Return each record word for word, keeping none of its pictures.

> Data provided:
────────────────
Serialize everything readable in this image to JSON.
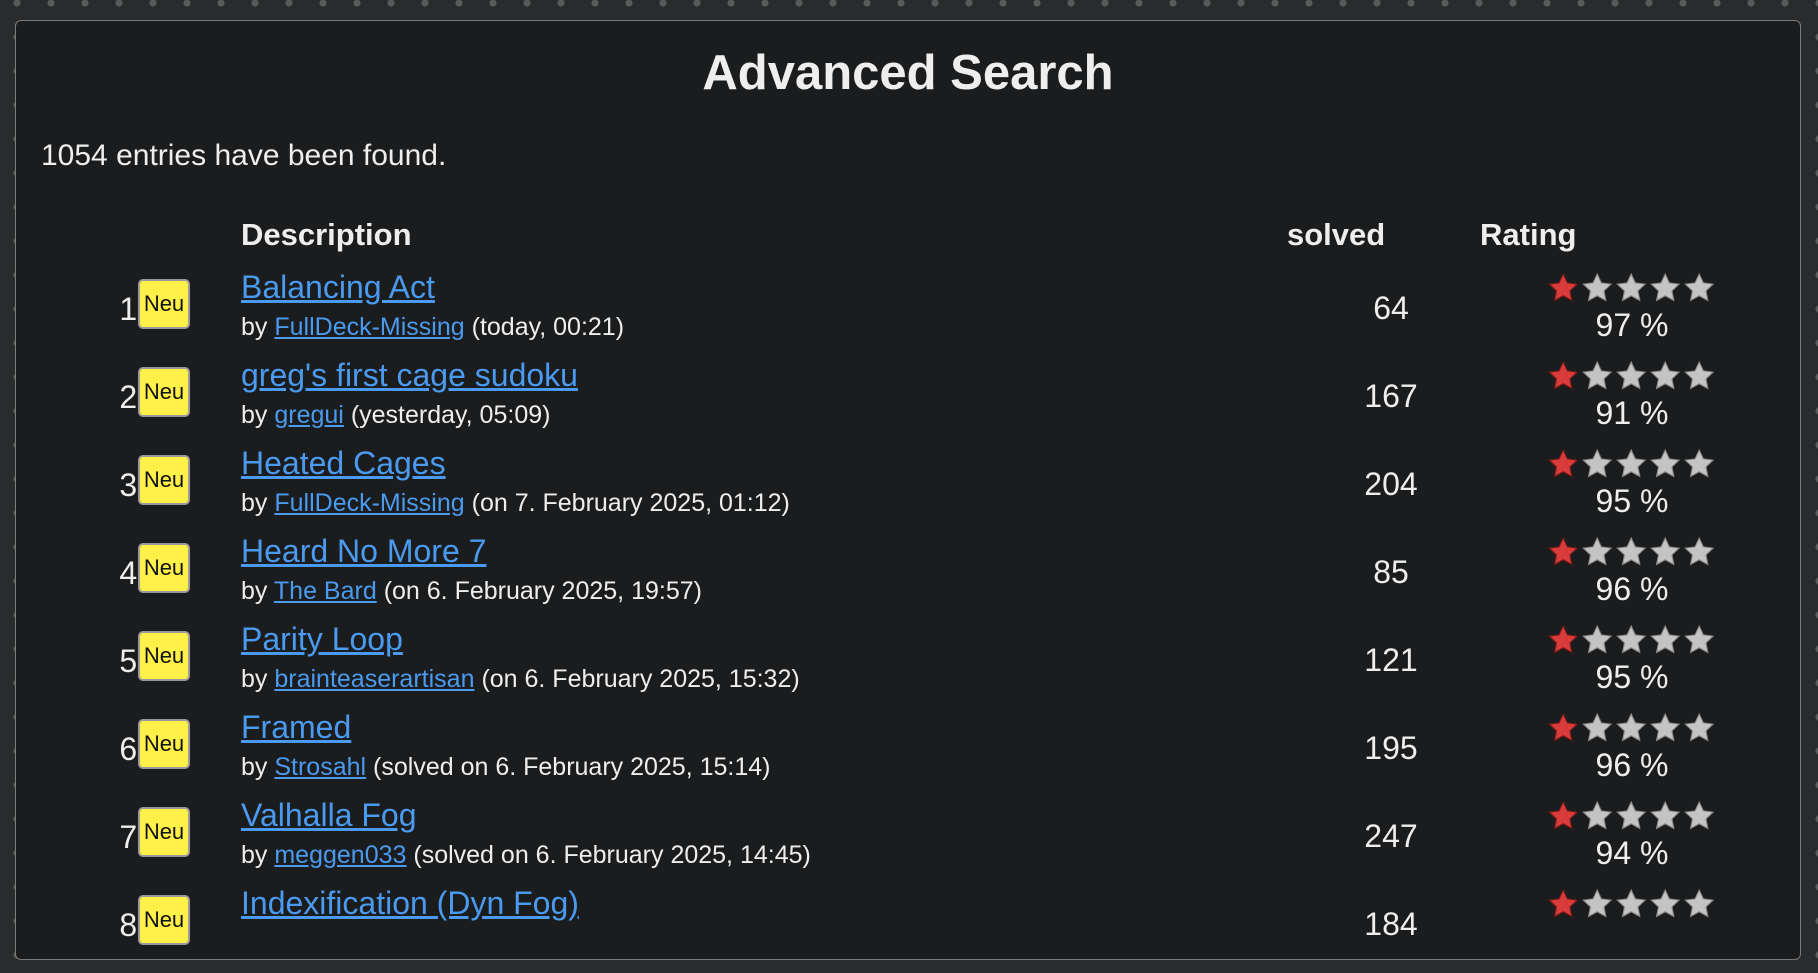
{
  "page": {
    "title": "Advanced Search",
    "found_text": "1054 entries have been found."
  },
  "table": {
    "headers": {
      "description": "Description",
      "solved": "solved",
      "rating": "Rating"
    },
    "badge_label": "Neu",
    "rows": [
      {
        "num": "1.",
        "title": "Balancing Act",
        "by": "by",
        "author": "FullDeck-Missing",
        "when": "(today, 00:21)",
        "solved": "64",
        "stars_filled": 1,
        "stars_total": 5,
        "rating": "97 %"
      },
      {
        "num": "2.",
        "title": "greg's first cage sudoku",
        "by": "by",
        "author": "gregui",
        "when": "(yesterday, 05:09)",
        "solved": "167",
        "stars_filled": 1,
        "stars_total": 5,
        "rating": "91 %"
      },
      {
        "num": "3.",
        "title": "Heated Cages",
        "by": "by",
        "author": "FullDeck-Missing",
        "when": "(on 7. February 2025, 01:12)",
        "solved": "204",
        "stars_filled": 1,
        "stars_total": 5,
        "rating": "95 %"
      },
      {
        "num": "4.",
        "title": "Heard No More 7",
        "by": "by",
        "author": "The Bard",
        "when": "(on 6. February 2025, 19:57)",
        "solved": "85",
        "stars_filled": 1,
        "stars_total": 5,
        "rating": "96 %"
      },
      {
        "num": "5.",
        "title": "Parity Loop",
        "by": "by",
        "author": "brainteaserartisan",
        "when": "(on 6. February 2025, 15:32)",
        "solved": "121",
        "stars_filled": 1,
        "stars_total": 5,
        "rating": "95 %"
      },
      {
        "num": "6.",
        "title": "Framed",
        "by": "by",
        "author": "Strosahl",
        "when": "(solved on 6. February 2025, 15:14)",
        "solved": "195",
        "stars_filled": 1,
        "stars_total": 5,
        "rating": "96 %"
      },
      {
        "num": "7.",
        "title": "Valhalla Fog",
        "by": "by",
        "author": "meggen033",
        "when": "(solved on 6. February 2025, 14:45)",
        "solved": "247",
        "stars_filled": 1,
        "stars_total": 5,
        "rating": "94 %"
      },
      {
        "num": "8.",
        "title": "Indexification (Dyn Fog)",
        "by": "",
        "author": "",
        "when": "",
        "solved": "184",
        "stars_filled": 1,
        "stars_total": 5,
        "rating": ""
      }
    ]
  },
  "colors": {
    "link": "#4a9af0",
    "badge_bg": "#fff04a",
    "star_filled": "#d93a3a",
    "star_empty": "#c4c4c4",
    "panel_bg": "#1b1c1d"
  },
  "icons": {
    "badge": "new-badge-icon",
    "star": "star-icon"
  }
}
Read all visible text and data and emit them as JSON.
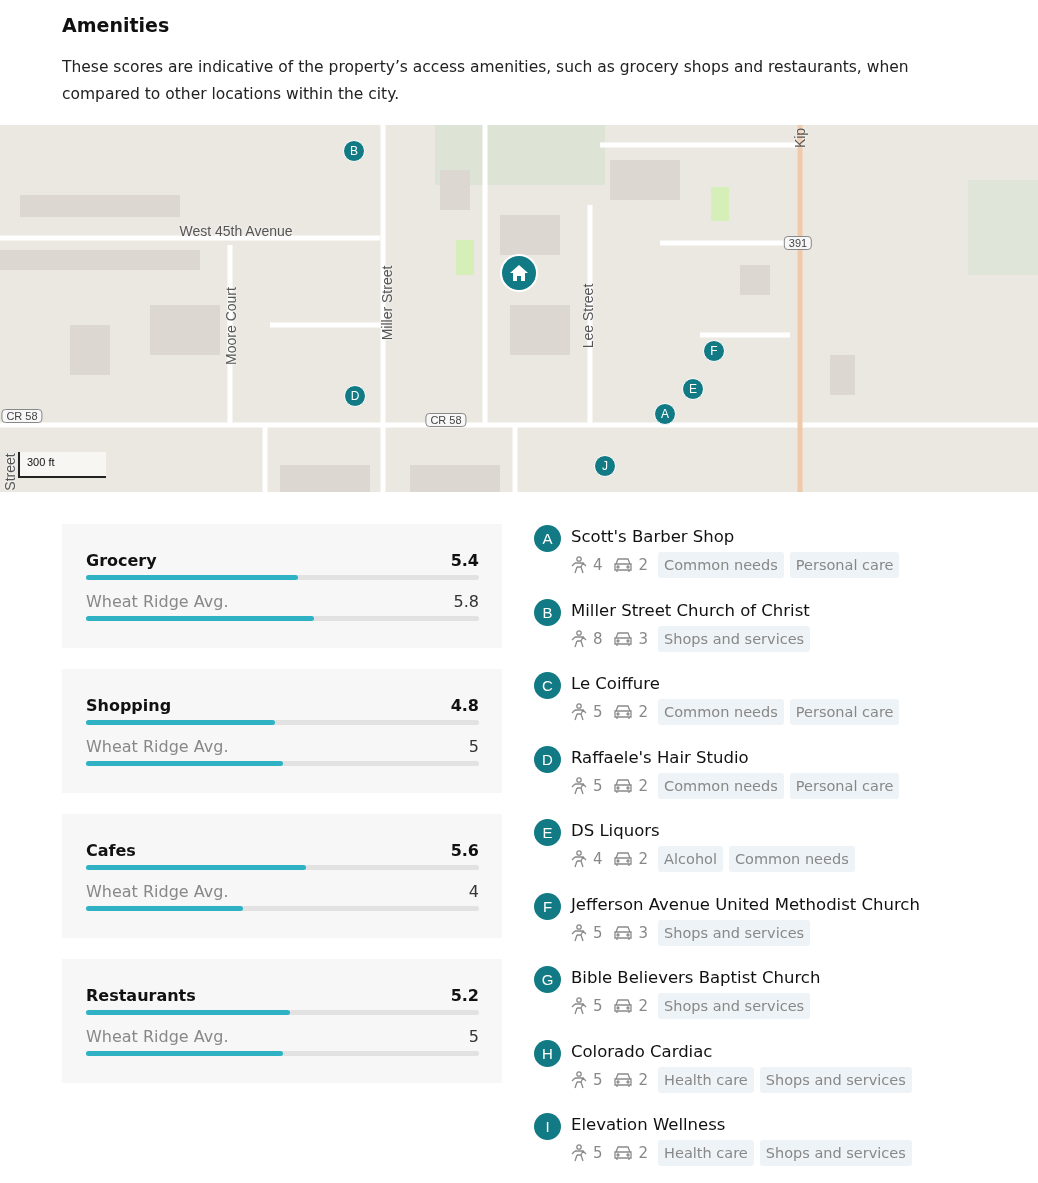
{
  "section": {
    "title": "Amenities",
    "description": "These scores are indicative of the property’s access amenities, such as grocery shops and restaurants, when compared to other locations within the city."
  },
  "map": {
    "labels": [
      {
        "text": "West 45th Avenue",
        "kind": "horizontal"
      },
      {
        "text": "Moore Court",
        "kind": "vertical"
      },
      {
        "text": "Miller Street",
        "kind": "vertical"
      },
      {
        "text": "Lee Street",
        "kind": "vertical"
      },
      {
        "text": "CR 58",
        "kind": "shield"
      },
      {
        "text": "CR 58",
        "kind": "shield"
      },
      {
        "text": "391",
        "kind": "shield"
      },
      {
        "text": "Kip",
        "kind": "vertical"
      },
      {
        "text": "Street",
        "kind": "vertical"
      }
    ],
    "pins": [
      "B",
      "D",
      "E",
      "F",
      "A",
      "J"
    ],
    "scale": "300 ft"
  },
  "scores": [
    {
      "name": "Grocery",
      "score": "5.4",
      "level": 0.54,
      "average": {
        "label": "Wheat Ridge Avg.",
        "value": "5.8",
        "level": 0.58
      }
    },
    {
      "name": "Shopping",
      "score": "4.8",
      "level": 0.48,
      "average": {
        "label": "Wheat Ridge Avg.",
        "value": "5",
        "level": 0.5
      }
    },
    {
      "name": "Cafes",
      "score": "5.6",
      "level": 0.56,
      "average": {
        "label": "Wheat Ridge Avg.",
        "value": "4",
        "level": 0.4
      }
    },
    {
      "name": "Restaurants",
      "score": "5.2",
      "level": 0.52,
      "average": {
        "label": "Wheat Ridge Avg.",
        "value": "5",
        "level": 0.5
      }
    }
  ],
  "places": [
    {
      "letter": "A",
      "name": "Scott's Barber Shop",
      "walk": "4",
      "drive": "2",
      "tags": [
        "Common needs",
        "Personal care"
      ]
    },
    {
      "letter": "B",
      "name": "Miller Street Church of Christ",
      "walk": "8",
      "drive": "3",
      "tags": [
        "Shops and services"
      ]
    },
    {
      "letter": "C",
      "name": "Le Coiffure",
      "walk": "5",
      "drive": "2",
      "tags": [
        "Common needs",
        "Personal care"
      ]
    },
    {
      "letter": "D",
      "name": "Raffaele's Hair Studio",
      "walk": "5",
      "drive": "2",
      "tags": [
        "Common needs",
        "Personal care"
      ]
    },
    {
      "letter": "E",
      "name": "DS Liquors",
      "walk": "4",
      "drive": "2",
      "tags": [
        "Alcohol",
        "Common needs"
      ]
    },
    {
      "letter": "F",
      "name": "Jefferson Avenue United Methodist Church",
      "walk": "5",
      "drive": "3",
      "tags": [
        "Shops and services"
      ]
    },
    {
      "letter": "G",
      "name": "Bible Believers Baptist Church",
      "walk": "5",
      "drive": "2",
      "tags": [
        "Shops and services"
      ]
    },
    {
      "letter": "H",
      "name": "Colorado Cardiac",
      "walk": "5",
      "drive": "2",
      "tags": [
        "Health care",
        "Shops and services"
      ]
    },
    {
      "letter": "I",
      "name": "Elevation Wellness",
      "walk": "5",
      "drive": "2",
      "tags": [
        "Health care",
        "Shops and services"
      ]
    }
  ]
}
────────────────
> Exercise solution:
Serialize everything readable in this image to JSON.
{
  "page": {
    "title": "Advanced Search",
    "found_text": "1054 entries have been found."
  },
  "table": {
    "headers": {
      "description": "Description",
      "solved": "solved",
      "rating": "Rating"
    },
    "badge_label": "Neu",
    "rows": [
      {
        "num": "1.",
        "title": "Balancing Act",
        "by": "by",
        "author": "FullDeck-Missing",
        "when": "(today, 00:21)",
        "solved": "64",
        "stars_filled": 1,
        "stars_total": 5,
        "rating": "97 %"
      },
      {
        "num": "2.",
        "title": "greg's first cage sudoku",
        "by": "by",
        "author": "gregui",
        "when": "(yesterday, 05:09)",
        "solved": "167",
        "stars_filled": 1,
        "stars_total": 5,
        "rating": "91 %"
      },
      {
        "num": "3.",
        "title": "Heated Cages",
        "by": "by",
        "author": "FullDeck-Missing",
        "when": "(on 7. February 2025, 01:12)",
        "solved": "204",
        "stars_filled": 1,
        "stars_total": 5,
        "rating": "95 %"
      },
      {
        "num": "4.",
        "title": "Heard No More 7",
        "by": "by",
        "author": "The Bard",
        "when": "(on 6. February 2025, 19:57)",
        "solved": "85",
        "stars_filled": 1,
        "stars_total": 5,
        "rating": "96 %"
      },
      {
        "num": "5.",
        "title": "Parity Loop",
        "by": "by",
        "author": "brainteaserartisan",
        "when": "(on 6. February 2025, 15:32)",
        "solved": "121",
        "stars_filled": 1,
        "stars_total": 5,
        "rating": "95 %"
      },
      {
        "num": "6.",
        "title": "Framed",
        "by": "by",
        "author": "Strosahl",
        "when": "(solved on 6. February 2025, 15:14)",
        "solved": "195",
        "stars_filled": 1,
        "stars_total": 5,
        "rating": "96 %"
      },
      {
        "num": "7.",
        "title": "Valhalla Fog",
        "by": "by",
        "author": "meggen033",
        "when": "(solved on 6. February 2025, 14:45)",
        "solved": "247",
        "stars_filled": 1,
        "stars_total": 5,
        "rating": "94 %"
      },
      {
        "num": "8.",
        "title": "Indexification (Dyn Fog)",
        "by": "",
        "author": "",
        "when": "",
        "solved": "184",
        "stars_filled": 1,
        "stars_total": 5,
        "rating": ""
      }
    ]
  },
  "colors": {
    "link": "#4a9af0",
    "badge_bg": "#fff04a",
    "star_filled": "#d93a3a",
    "star_empty": "#c4c4c4",
    "panel_bg": "#1b1c1d"
  },
  "icons": {
    "badge": "new-badge-icon",
    "star": "star-icon"
  }
}
Read all visible text and data and emit them as JSON.
{
  "section": {
    "title": "Amenities",
    "description": "These scores are indicative of the property’s access amenities, such as grocery shops and restaurants, when compared to other locations within the city."
  },
  "map": {
    "labels": [
      {
        "text": "West 45th Avenue",
        "kind": "horizontal"
      },
      {
        "text": "Moore Court",
        "kind": "vertical"
      },
      {
        "text": "Miller Street",
        "kind": "vertical"
      },
      {
        "text": "Lee Street",
        "kind": "vertical"
      },
      {
        "text": "CR 58",
        "kind": "shield"
      },
      {
        "text": "CR 58",
        "kind": "shield"
      },
      {
        "text": "391",
        "kind": "shield"
      },
      {
        "text": "Kip",
        "kind": "vertical"
      },
      {
        "text": "Street",
        "kind": "vertical"
      }
    ],
    "pins": [
      "B",
      "D",
      "E",
      "F",
      "A",
      "J"
    ],
    "scale": "300 ft"
  },
  "scores": [
    {
      "name": "Grocery",
      "score": "5.4",
      "level": 0.54,
      "average": {
        "label": "Wheat Ridge Avg.",
        "value": "5.8",
        "level": 0.58
      }
    },
    {
      "name": "Shopping",
      "score": "4.8",
      "level": 0.48,
      "average": {
        "label": "Wheat Ridge Avg.",
        "value": "5",
        "level": 0.5
      }
    },
    {
      "name": "Cafes",
      "score": "5.6",
      "level": 0.56,
      "average": {
        "label": "Wheat Ridge Avg.",
        "value": "4",
        "level": 0.4
      }
    },
    {
      "name": "Restaurants",
      "score": "5.2",
      "level": 0.52,
      "average": {
        "label": "Wheat Ridge Avg.",
        "value": "5",
        "level": 0.5
      }
    }
  ],
  "places": [
    {
      "letter": "A",
      "name": "Scott's Barber Shop",
      "walk": "4",
      "drive": "2",
      "tags": [
        "Common needs",
        "Personal care"
      ]
    },
    {
      "letter": "B",
      "name": "Miller Street Church of Christ",
      "walk": "8",
      "drive": "3",
      "tags": [
        "Shops and services"
      ]
    },
    {
      "letter": "C",
      "name": "Le Coiffure",
      "walk": "5",
      "drive": "2",
      "tags": [
        "Common needs",
        "Personal care"
      ]
    },
    {
      "letter": "D",
      "name": "Raffaele's Hair Studio",
      "walk": "5",
      "drive": "2",
      "tags": [
        "Common needs",
        "Personal care"
      ]
    },
    {
      "letter": "E",
      "name": "DS Liquors",
      "walk": "4",
      "drive": "2",
      "tags": [
        "Alcohol",
        "Common needs"
      ]
    },
    {
      "letter": "F",
      "name": "Jefferson Avenue United Methodist Church",
      "walk": "5",
      "drive": "3",
      "tags": [
        "Shops and services"
      ]
    },
    {
      "letter": "G",
      "name": "Bible Believers Baptist Church",
      "walk": "5",
      "drive": "2",
      "tags": [
        "Shops and services"
      ]
    },
    {
      "letter": "H",
      "name": "Colorado Cardiac",
      "walk": "5",
      "drive": "2",
      "tags": [
        "Health care",
        "Shops and services"
      ]
    },
    {
      "letter": "I",
      "name": "Elevation Wellness",
      "walk": "5",
      "drive": "2",
      "tags": [
        "Health care",
        "Shops and services"
      ]
    }
  ]
}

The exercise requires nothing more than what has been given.